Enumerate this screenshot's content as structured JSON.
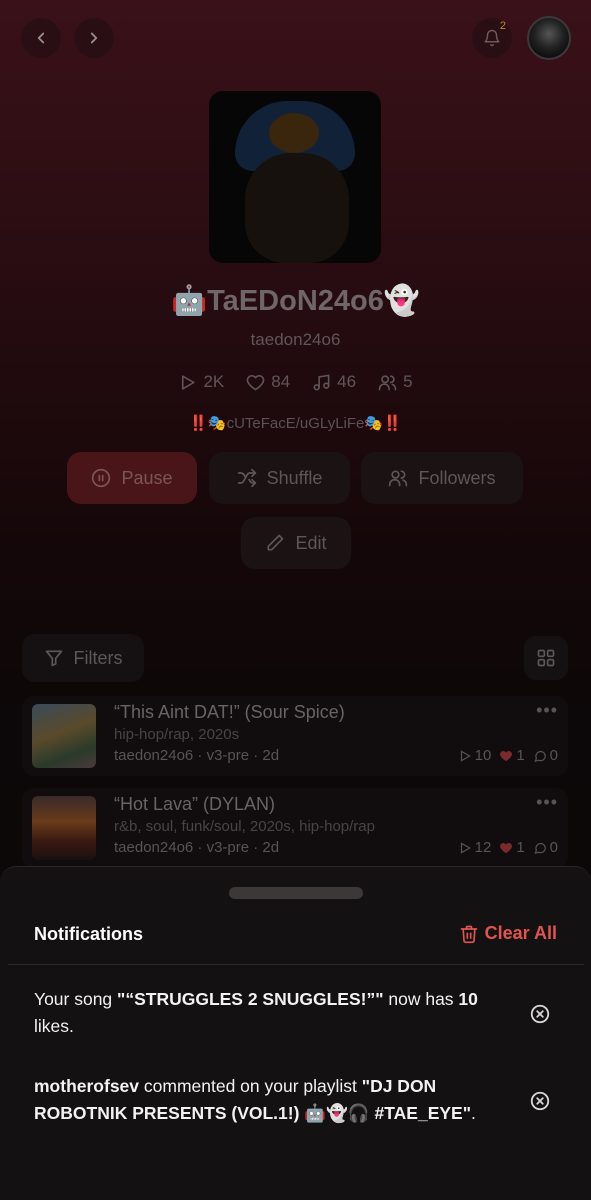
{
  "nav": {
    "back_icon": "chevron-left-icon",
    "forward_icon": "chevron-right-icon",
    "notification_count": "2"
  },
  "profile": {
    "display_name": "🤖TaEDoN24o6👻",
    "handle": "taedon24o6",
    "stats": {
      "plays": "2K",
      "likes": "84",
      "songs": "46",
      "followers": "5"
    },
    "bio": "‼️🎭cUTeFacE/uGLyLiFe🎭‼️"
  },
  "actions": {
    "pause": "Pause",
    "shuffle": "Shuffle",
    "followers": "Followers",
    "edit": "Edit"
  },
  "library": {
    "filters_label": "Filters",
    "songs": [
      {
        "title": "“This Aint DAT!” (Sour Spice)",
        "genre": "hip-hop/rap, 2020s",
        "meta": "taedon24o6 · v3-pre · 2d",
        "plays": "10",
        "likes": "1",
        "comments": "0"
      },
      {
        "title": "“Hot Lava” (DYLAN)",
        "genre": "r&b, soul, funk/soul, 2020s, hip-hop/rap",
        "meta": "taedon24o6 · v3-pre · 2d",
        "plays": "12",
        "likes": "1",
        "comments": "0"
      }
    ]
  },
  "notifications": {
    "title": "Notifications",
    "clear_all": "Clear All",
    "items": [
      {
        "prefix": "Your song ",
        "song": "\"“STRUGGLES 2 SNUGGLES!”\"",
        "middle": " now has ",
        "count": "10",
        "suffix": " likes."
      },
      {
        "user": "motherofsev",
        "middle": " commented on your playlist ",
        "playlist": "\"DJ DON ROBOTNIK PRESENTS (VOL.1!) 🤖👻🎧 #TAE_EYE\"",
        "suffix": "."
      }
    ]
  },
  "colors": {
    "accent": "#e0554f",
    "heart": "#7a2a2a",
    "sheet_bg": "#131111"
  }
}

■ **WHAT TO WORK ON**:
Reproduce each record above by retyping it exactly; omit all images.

■ **TASK RESULT**:
Enumerate this screenshot's content as structured JSON.
{
  "nav": {
    "back_icon": "chevron-left-icon",
    "forward_icon": "chevron-right-icon",
    "notification_count": "2"
  },
  "profile": {
    "display_name": "🤖TaEDoN24o6👻",
    "handle": "taedon24o6",
    "stats": {
      "plays": "2K",
      "likes": "84",
      "songs": "46",
      "followers": "5"
    },
    "bio": "‼️🎭cUTeFacE/uGLyLiFe🎭‼️"
  },
  "actions": {
    "pause": "Pause",
    "shuffle": "Shuffle",
    "followers": "Followers",
    "edit": "Edit"
  },
  "library": {
    "filters_label": "Filters",
    "songs": [
      {
        "title": "“This Aint DAT!” (Sour Spice)",
        "genre": "hip-hop/rap, 2020s",
        "meta": "taedon24o6 · v3-pre · 2d",
        "plays": "10",
        "likes": "1",
        "comments": "0"
      },
      {
        "title": "“Hot Lava” (DYLAN)",
        "genre": "r&b, soul, funk/soul, 2020s, hip-hop/rap",
        "meta": "taedon24o6 · v3-pre · 2d",
        "plays": "12",
        "likes": "1",
        "comments": "0"
      }
    ]
  },
  "notifications": {
    "title": "Notifications",
    "clear_all": "Clear All",
    "items": [
      {
        "prefix": "Your song ",
        "song": "\"“STRUGGLES 2 SNUGGLES!”\"",
        "middle": " now has ",
        "count": "10",
        "suffix": " likes."
      },
      {
        "user": "motherofsev",
        "middle": " commented on your playlist ",
        "playlist": "\"DJ DON ROBOTNIK PRESENTS (VOL.1!) 🤖👻🎧 #TAE_EYE\"",
        "suffix": "."
      }
    ]
  },
  "colors": {
    "accent": "#e0554f",
    "heart": "#7a2a2a",
    "sheet_bg": "#131111"
  }
}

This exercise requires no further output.